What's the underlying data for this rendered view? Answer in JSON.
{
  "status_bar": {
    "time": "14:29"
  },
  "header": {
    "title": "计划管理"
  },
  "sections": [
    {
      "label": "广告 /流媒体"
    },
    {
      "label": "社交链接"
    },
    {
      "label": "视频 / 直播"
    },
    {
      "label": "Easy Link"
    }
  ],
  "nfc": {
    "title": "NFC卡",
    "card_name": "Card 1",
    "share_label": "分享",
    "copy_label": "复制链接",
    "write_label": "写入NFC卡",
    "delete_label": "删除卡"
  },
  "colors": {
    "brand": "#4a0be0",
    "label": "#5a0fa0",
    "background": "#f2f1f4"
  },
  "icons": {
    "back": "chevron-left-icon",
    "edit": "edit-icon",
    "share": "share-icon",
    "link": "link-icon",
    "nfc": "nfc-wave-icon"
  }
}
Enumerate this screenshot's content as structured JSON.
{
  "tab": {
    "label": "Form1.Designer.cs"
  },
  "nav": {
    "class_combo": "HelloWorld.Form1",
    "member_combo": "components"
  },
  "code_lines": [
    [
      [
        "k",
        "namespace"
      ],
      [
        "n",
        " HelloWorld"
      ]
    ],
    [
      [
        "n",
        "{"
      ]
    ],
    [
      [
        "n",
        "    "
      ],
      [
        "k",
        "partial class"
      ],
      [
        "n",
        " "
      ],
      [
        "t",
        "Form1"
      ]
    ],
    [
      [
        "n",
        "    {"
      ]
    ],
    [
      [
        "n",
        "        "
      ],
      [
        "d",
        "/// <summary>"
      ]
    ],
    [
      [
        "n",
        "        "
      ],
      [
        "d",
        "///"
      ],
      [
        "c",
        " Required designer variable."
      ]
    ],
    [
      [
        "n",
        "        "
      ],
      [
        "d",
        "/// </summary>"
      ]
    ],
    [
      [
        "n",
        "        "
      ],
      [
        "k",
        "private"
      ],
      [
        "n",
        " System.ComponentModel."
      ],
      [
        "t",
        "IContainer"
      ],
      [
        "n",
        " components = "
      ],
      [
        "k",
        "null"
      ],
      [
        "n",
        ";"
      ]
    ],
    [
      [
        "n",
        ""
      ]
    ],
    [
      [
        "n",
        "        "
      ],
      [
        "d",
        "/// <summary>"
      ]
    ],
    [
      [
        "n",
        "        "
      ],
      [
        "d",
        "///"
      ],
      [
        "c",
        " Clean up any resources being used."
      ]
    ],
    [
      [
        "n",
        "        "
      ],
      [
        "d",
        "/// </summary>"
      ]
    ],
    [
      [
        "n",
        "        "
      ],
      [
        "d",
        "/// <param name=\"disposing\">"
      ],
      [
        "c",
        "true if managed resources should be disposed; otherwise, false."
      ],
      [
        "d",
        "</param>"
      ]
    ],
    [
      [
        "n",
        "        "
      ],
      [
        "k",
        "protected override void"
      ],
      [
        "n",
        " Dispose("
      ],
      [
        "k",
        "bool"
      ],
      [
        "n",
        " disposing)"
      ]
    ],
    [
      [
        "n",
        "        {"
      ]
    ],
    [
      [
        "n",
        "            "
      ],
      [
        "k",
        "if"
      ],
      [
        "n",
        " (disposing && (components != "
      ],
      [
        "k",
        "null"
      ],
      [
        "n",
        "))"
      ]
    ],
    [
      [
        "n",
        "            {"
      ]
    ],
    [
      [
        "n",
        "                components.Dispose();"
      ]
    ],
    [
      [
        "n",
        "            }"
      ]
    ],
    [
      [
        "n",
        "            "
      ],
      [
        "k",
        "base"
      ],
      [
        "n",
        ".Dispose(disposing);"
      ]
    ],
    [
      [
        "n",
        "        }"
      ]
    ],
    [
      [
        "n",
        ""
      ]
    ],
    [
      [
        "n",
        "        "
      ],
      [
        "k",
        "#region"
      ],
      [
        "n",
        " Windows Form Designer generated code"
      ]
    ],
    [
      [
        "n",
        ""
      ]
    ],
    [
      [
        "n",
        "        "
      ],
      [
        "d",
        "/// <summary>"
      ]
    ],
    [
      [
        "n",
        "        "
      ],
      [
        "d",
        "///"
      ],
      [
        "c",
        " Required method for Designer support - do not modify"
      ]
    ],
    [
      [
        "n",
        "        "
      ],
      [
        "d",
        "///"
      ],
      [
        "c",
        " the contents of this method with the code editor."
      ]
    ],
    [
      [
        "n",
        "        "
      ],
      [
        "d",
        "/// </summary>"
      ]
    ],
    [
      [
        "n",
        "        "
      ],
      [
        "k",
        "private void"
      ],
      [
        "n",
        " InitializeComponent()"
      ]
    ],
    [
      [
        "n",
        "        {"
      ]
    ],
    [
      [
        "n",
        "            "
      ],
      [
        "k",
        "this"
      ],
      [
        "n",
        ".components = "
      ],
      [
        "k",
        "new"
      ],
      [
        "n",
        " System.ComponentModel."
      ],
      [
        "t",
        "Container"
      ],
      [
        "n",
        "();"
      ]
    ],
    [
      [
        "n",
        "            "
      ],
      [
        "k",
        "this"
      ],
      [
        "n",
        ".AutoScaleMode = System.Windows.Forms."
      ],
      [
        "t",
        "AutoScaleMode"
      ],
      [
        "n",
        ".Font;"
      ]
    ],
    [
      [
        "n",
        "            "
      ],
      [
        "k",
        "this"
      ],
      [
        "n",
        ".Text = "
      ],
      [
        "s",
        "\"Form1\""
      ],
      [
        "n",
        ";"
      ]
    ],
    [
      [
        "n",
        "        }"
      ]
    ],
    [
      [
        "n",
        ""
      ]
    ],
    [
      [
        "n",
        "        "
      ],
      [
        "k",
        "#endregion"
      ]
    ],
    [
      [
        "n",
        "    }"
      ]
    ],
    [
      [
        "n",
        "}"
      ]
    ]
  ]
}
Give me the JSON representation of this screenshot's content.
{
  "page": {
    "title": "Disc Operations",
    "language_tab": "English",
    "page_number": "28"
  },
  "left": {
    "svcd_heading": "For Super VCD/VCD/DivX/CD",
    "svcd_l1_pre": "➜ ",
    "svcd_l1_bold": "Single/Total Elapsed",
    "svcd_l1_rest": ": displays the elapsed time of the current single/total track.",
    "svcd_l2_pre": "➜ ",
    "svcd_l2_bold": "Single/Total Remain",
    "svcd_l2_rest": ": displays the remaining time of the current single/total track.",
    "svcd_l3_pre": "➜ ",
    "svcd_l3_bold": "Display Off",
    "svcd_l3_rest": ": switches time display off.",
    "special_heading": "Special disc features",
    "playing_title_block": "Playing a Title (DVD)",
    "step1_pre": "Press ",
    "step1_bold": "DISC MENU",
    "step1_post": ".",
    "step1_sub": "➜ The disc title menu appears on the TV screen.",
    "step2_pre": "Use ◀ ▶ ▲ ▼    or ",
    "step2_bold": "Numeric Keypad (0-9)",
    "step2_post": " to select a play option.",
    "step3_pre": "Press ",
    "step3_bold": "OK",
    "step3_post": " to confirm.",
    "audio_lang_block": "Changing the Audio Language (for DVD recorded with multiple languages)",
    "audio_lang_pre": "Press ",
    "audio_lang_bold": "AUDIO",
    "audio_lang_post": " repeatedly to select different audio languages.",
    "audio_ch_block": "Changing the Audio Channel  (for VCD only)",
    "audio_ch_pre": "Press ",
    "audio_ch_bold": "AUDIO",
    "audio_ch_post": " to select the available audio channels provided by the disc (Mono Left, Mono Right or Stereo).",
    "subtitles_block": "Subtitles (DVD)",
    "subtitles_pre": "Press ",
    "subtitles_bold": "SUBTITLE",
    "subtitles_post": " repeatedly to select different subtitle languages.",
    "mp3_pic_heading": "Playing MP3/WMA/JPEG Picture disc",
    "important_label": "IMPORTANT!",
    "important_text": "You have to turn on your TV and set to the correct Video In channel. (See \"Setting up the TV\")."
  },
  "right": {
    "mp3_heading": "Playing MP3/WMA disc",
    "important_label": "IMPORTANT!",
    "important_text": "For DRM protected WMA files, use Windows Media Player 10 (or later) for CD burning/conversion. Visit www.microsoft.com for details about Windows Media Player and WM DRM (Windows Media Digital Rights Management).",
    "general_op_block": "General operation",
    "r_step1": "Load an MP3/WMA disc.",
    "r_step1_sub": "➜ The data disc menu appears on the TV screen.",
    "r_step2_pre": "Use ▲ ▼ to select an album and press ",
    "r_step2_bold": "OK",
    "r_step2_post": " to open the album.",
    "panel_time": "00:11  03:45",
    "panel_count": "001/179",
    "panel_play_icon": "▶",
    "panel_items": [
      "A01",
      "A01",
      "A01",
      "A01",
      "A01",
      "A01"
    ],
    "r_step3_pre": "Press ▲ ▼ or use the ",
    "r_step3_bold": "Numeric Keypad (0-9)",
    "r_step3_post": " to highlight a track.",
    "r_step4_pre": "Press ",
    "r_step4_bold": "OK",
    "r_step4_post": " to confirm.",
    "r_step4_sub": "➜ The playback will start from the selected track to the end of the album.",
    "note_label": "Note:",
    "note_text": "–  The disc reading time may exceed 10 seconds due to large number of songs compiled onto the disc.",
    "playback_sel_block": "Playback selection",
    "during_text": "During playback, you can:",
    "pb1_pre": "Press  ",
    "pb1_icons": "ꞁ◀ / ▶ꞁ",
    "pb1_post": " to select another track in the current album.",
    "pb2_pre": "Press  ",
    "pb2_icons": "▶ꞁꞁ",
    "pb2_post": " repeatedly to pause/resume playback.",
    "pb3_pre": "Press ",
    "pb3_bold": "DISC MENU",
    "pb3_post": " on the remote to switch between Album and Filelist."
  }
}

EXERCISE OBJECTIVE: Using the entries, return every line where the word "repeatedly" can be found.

YOUR RESPONSE:
    "audio_lang_post": " repeatedly to select different audio languages.",
    "subtitles_post": " repeatedly to select different subtitle languages.",
    "pb2_post": " repeatedly to pause/resume playback.",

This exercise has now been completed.